→ **Problem to work on**: Please copy out each line of the listing that contains the word "icon".

→ **Data shown**:

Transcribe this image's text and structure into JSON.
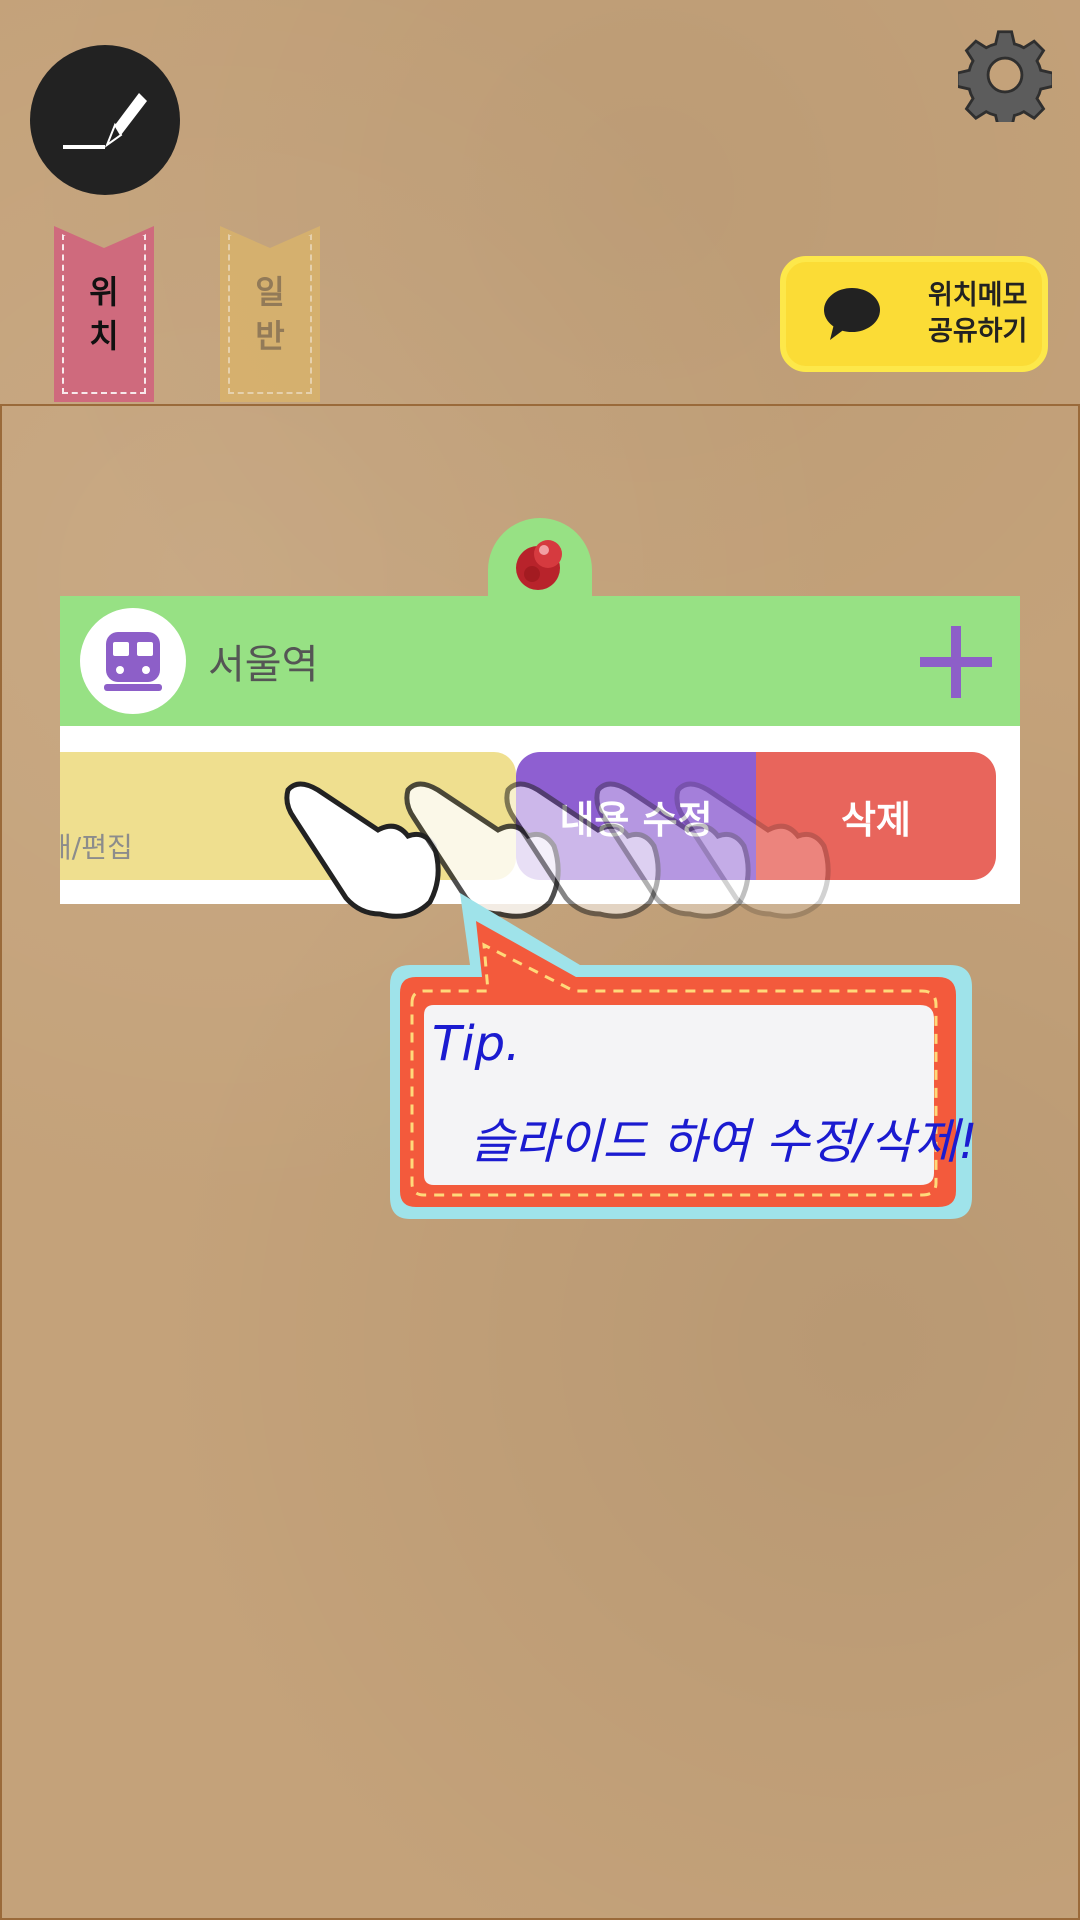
{
  "toolbar": {
    "compose_icon": "pen-icon",
    "settings_icon": "gear-icon"
  },
  "tabs": [
    {
      "label": "위\n치",
      "active": true,
      "color": "#cf6a7d"
    },
    {
      "label": "일\n반",
      "active": false,
      "color": "#d9b36c"
    }
  ],
  "share": {
    "label": "위치메모\n공유하기",
    "icon": "chat-bubble-icon",
    "color": "#fbdc36"
  },
  "card": {
    "title": "서울역",
    "icon": "subway-icon",
    "header_color": "#97e184",
    "memo_hint": "내/편집",
    "edit_label": "내용 수정",
    "delete_label": "삭제"
  },
  "tip": {
    "line1": "Tip.",
    "line2": "슬라이드 하여 수정/삭제!"
  },
  "colors": {
    "background": "#c4a27a",
    "accent_purple": "#8e5fd1",
    "delete_red": "#e8655c",
    "tip_text": "#1b1bd0"
  }
}
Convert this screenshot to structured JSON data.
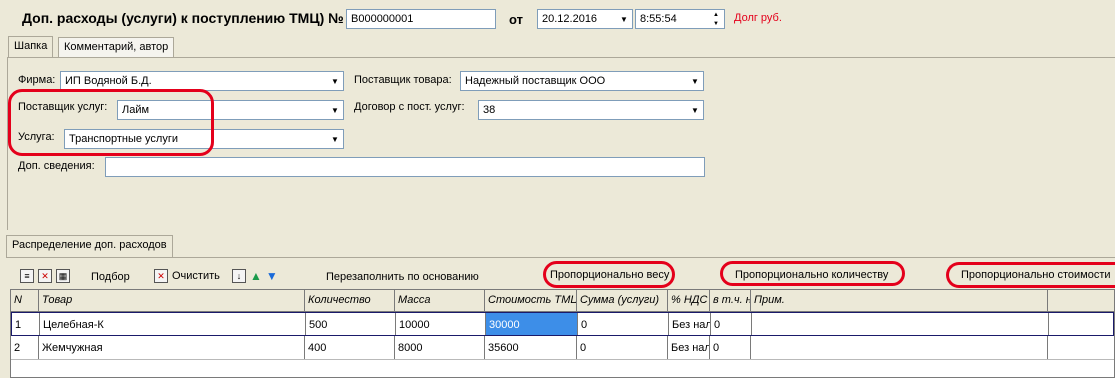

→ **Result for this exercise**:
    "compose_icon": "pen-icon",
    "settings_icon": "gear-icon"
    "icon": "chat-bubble-icon",
    "icon": "subway-icon",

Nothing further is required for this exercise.